In how many lines of the records does "kind" appear? Answer with one number.

+++

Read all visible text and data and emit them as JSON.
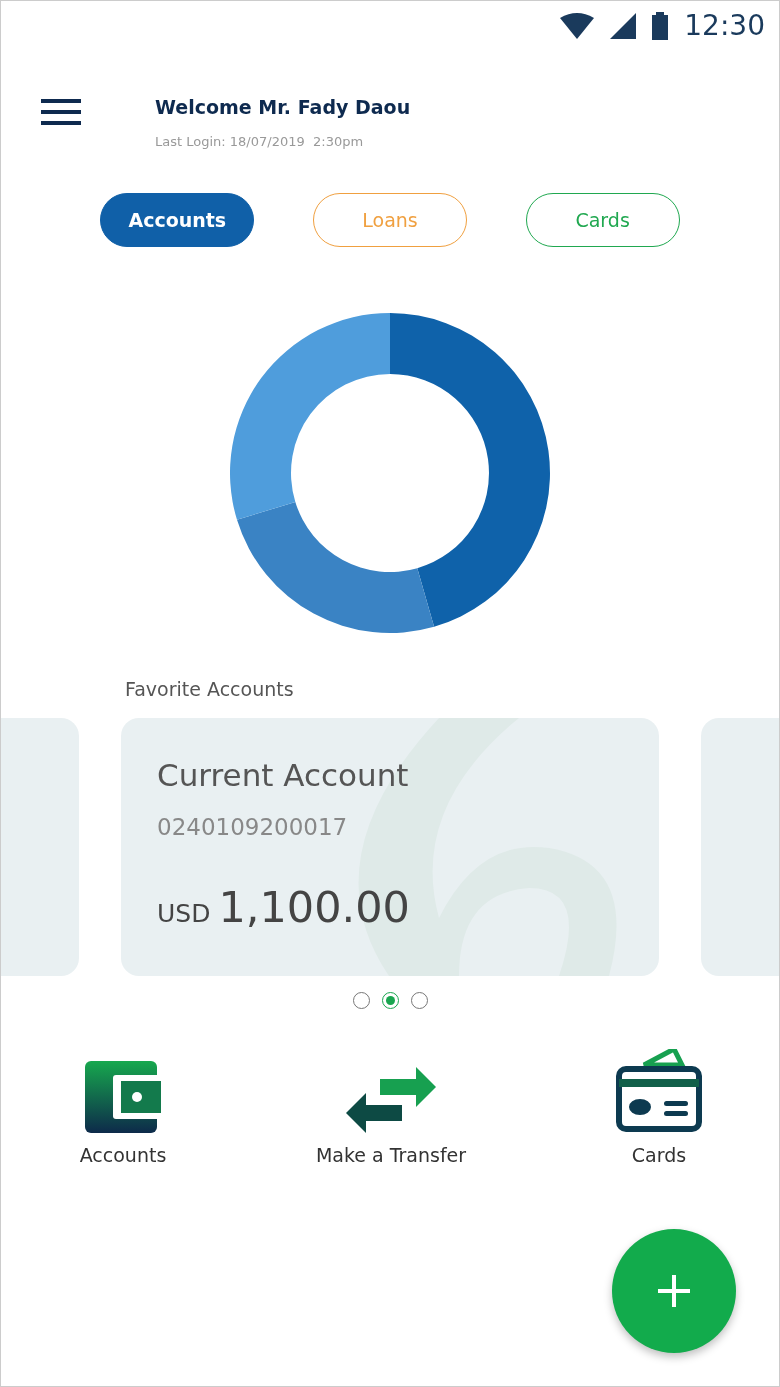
{
  "status_bar": {
    "time": "12:30"
  },
  "header": {
    "greeting": "Welcome Mr. Fady Daou",
    "last_login": "Last Login: 18/07/2019  2:30pm"
  },
  "tabs": [
    {
      "label": "Accounts",
      "selected": true,
      "color": "#1060a8"
    },
    {
      "label": "Loans",
      "selected": false,
      "color": "#f0a040"
    },
    {
      "label": "Cards",
      "selected": false,
      "color": "#20a850"
    }
  ],
  "favorites": {
    "title": "Favorite Accounts",
    "card": {
      "name": "Current Account",
      "number": "0240109200017",
      "currency": "USD",
      "amount": "1,100.00"
    }
  },
  "pager": [
    {
      "selected": false
    },
    {
      "selected": true
    },
    {
      "selected": false
    }
  ],
  "shortcuts": [
    {
      "kind": "wallet",
      "label": "Accounts"
    },
    {
      "kind": "transfer",
      "label": "Make a Transfer"
    },
    {
      "kind": "card",
      "label": "Cards"
    }
  ]
}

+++

• [Result of this exercise]: 3